“Computational Analysis of 140 years of US Political Speeches reveals more positive but increasingly polarized Framing of Immigration.” Dallas Card, et. al. Proceedings of the National Academy of Sciences, July 2022.
“COVID-Related Restrictions on Entry into the United States under Title 42: Litigation and Legal Considerations.” Congressional Research Service, December 2020.
“Do Human Capital Decisions Respond to the Returns to Education? Evidence from DACA,” Elira Kuka, Na’ama Shenhav and Kevin Shih. American Economic Journal, February 2020.
“An Investigation of the Conceptualization of Peace and War in Peace Journalism Studies of Media Coverage of National and International Conflicts,” Valerie Gouse, Mariely Valentin-Llopis and Beryl Nyamwange.
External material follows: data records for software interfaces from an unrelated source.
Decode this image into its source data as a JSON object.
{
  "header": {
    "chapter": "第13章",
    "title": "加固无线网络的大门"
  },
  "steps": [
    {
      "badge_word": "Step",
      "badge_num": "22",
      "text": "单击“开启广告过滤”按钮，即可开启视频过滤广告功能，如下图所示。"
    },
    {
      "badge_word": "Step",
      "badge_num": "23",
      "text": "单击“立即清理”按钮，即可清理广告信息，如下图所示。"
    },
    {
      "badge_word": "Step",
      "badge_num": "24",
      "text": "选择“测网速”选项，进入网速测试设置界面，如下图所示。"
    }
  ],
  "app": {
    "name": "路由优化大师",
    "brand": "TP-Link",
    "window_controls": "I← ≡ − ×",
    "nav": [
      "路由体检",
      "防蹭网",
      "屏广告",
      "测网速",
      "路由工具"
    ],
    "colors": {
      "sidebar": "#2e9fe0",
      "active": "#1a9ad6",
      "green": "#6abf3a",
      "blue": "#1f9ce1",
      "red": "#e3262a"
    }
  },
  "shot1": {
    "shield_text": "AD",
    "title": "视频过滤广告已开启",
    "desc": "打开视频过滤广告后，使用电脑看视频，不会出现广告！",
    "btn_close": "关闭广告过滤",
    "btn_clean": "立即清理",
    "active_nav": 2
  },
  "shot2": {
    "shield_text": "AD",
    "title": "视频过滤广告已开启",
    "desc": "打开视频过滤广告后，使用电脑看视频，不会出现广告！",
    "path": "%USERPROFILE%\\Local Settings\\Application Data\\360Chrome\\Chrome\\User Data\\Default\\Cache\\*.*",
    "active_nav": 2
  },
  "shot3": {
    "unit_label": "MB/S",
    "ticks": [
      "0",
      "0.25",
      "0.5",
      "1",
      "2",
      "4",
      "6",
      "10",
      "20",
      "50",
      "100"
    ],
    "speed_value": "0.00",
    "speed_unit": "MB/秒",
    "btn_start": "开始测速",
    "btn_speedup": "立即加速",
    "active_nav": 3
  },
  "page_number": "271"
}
Media, War & Conflict, November 2018.
“Media Production in a Transnational Setting: Three Models of Immigrant Journalism,” Moses Shumow. Journalism, February 2014.
“Unintended Consequences of US Immigration Policy: Explaining the Post-1965 Surge from Latin America,” Douglas Massey and Karen Pren. Population Development Review, July 2012.
From The Journalist’s Resource
Mental health issues among immigrants: New research. Nov. 16, 2018.
Streets of Gold: America’s Untold Story of Immigrant Success. Ran Abramitzky and Leah Boustan, 2022.
Reporting Immigration Conflict: Opportunities for Peace Journalism. Mariely Valentin-Llopis, 2021.
Dignity and Justice: Welcoming the Stranger at Our Border. Linda Dakin-Grimm, 2020.
The End of the Myth: From the Frontier to the Border Wall in the Mind of America. Greg Grandin, 2020.
One Mighty and Irresistible Tide: The Epic Struggle over American Immigration, 1924-1965. Jia Lynn Yang, 2020.
Conflicted: Voices of Central American Migrants. Catalina Rodríguez Tapia, 2020.
Practical Equality: Forging Justice in a Divided Nation. Robert Tsai, 2019.